If anyone still doubts Bridget Bardot’s influence consider for example how she became so inextricably entangled in the departure of France’s two senior cabinet ministers Nicolas Hulot and Gerard Collomb.
Hulot, a mop-haired former television presenter turned Environmental Minister ran afoul of Miss Bardot when he appeared to side wither her on preserving France’s diminishing population of wild bears and wolves, and then proceeded to backtrack.
Collomb, a wizened elf of a man, another very early supporter of President Emmanuel Macron, and long-time tough-guy mayor of Lyon threw up his hands and returned to Lyon when as Interior Minister he sought to confront the other Bardot mainstream alert which is the islamicisation of France, writes our Europe correspondent.
Collomb as interior minister was also France’s top cop , and thus point man for the islamic problem.
He quit the government in a process which he described as “emerging out of the politically correct.”
These two episodes indicate Miss Bardot’s ability to retain her influence at the cutting, if not jarring, edge of public life.
She retired from show business in 1973, at the age of 38.
Since then she has all but stamped out bull fighting and in her passion for animal welfare has made the French care for their dogs, for example, in a way that would put even the English to shame.
When, a generation ago, she began sounding the alarm about the way in which France was moulding its ways around its islamic population, rather than vice versa, it was an unpopular cause in a nation which has thickets of legislation to allow people to do pretty much whatever they like under a faith canopy.
Again, the times have vindicated her, as M. Collomb’s sudden departure indicates.
He kept moving forward on the tough security issues, he disclosed on his departure.

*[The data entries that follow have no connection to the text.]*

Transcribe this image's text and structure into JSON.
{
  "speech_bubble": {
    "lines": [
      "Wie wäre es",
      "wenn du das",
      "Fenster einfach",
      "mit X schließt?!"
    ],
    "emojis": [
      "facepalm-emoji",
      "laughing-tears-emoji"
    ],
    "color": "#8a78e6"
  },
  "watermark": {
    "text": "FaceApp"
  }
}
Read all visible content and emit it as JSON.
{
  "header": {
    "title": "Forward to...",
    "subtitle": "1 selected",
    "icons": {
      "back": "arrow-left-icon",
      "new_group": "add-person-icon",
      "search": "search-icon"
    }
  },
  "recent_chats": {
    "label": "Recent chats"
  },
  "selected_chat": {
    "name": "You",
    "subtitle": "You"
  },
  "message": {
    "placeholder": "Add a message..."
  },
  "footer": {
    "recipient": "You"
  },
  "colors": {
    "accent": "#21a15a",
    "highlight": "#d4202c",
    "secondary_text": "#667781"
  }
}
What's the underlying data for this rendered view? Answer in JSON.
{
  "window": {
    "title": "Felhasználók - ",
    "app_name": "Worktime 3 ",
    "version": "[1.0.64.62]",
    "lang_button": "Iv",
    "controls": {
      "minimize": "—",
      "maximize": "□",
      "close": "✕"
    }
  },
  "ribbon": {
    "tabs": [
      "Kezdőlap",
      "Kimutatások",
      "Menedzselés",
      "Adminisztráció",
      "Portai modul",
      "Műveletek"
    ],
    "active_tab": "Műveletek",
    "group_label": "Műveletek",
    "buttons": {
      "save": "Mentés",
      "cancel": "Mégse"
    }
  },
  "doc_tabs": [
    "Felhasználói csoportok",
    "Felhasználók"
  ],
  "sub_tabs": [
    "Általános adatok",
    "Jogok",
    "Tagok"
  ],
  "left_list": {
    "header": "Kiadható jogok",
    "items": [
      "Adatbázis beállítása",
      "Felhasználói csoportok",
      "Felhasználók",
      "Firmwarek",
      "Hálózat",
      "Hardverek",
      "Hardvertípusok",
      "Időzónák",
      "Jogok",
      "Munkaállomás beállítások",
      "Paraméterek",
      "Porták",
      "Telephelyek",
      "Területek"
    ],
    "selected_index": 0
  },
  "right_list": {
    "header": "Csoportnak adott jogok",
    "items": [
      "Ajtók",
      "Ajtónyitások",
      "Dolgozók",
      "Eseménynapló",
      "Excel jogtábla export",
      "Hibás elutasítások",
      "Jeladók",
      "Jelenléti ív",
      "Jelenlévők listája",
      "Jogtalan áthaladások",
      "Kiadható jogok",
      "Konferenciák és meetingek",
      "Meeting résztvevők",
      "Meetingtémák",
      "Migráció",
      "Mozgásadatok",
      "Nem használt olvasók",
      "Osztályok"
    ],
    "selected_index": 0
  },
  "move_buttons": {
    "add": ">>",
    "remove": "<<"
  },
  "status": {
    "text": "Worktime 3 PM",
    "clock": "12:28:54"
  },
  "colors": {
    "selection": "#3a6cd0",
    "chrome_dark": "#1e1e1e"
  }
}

But “there was nobody behind me.”
Bridget Bardot has something in common with the late Princess Diana in that she viscerally discerns the issues about to break on the public consciousness, and then unreservedly supports them.

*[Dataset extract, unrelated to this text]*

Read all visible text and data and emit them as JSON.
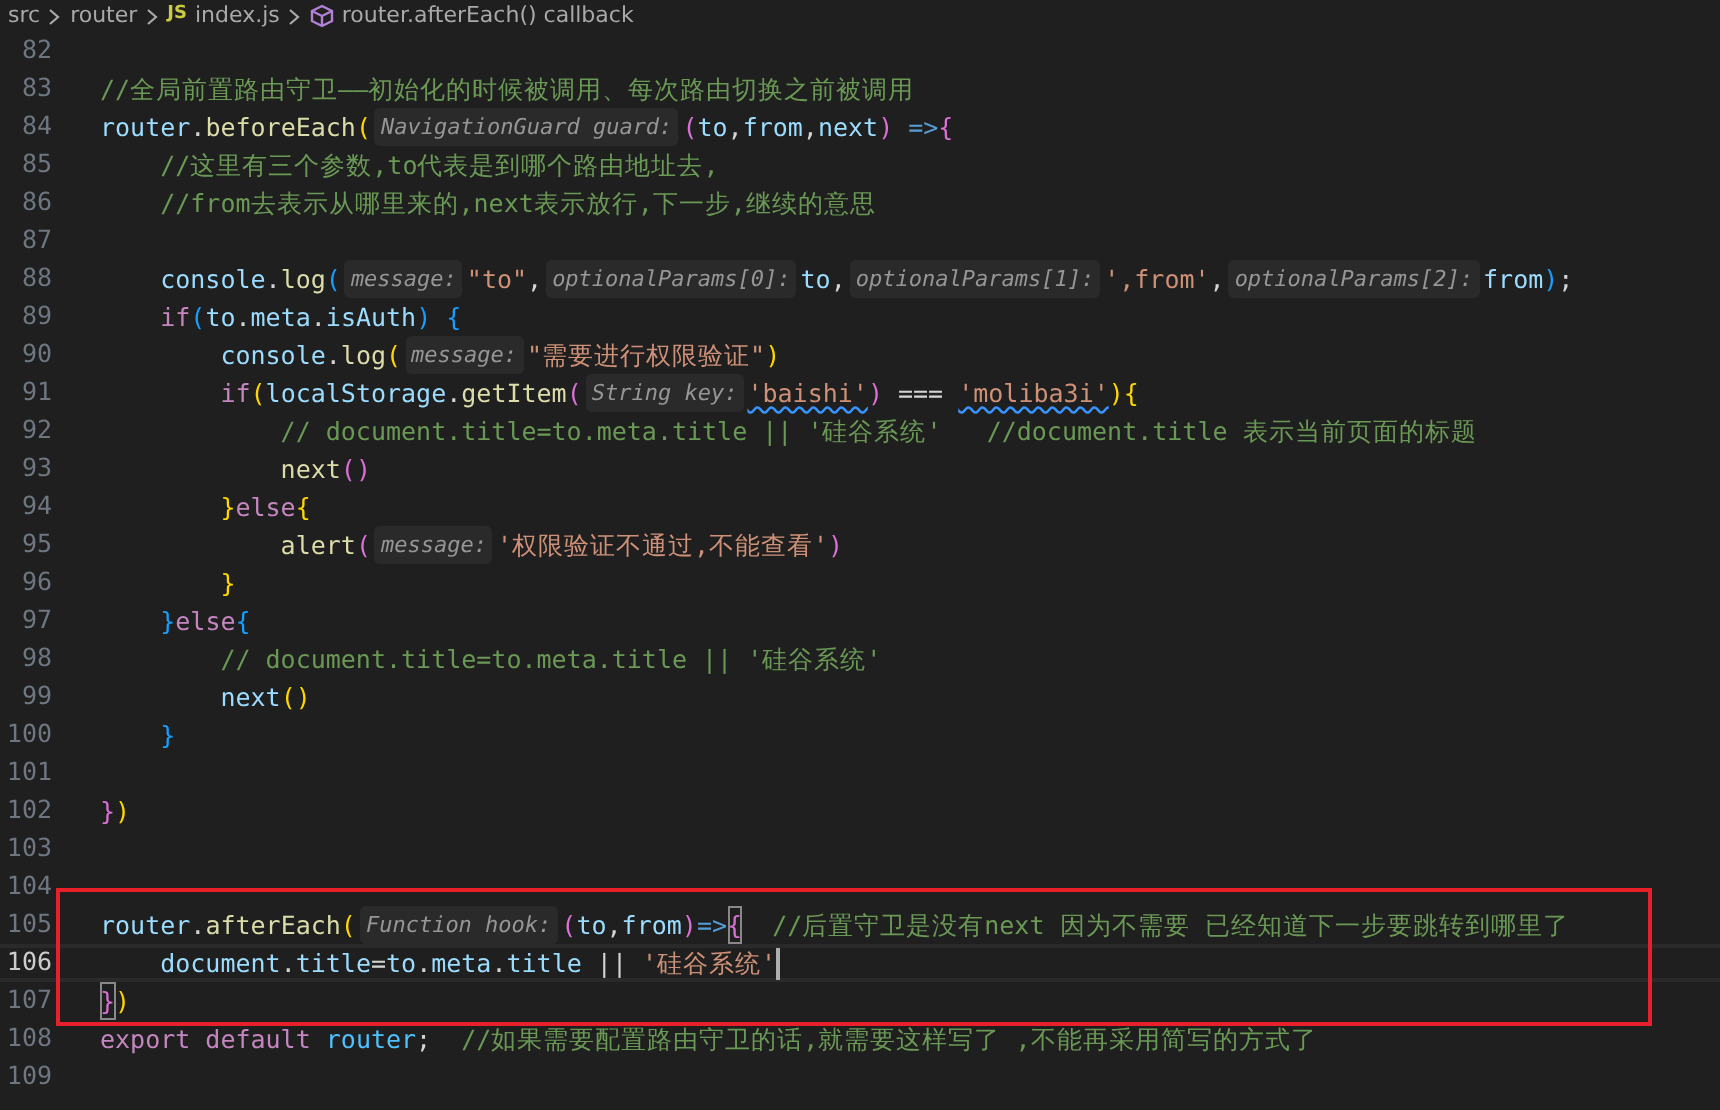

They had in common the ability to distinguish between the transient and the embedded.
She was asked upon her retirement in 1973 what the future held for her.

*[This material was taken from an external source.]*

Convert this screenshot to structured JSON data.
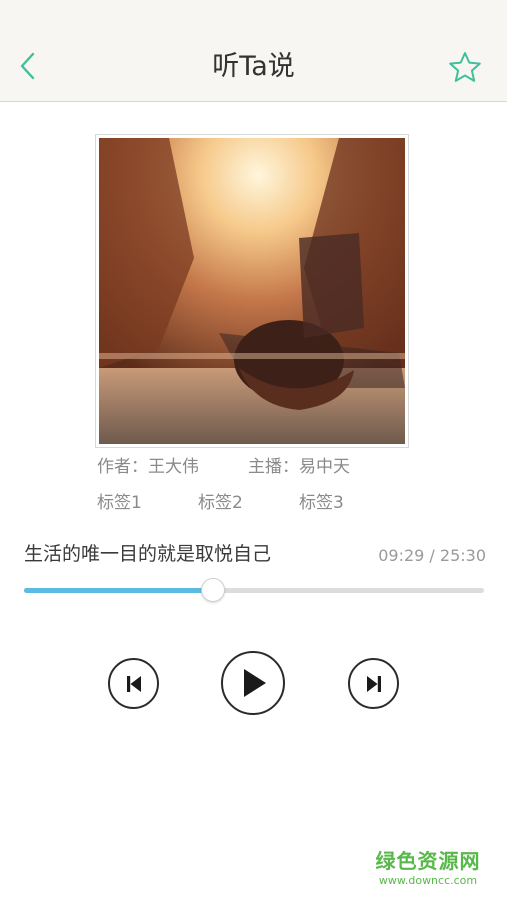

“Age will destroy me,” she said, “as it will destroy everyone else.”
She had changed the way women looked and she had personified the film industry.
How did she remain such a fixture on the public stage?
The first part of her career was dedicated to giving the public what they wanted to know.
The second stage to what they needed to know.
She was the first to draw attention to the neglect of animals.
Then she became the first ultra high profile public figure to break ranks and focus on the problems of integrating islam into a christian state.
Instinctively she understood when her grip on the fashion-entertainment sphere had reached its zenith and simply transferred her operational role from this ephemera to zones in which she could use her hold on the public imagination and apply it where it needed to be applied.
Above all, she knew when to close the door on one life and open it on another and quite different one.
Something that those in public life usually find it impossible to do.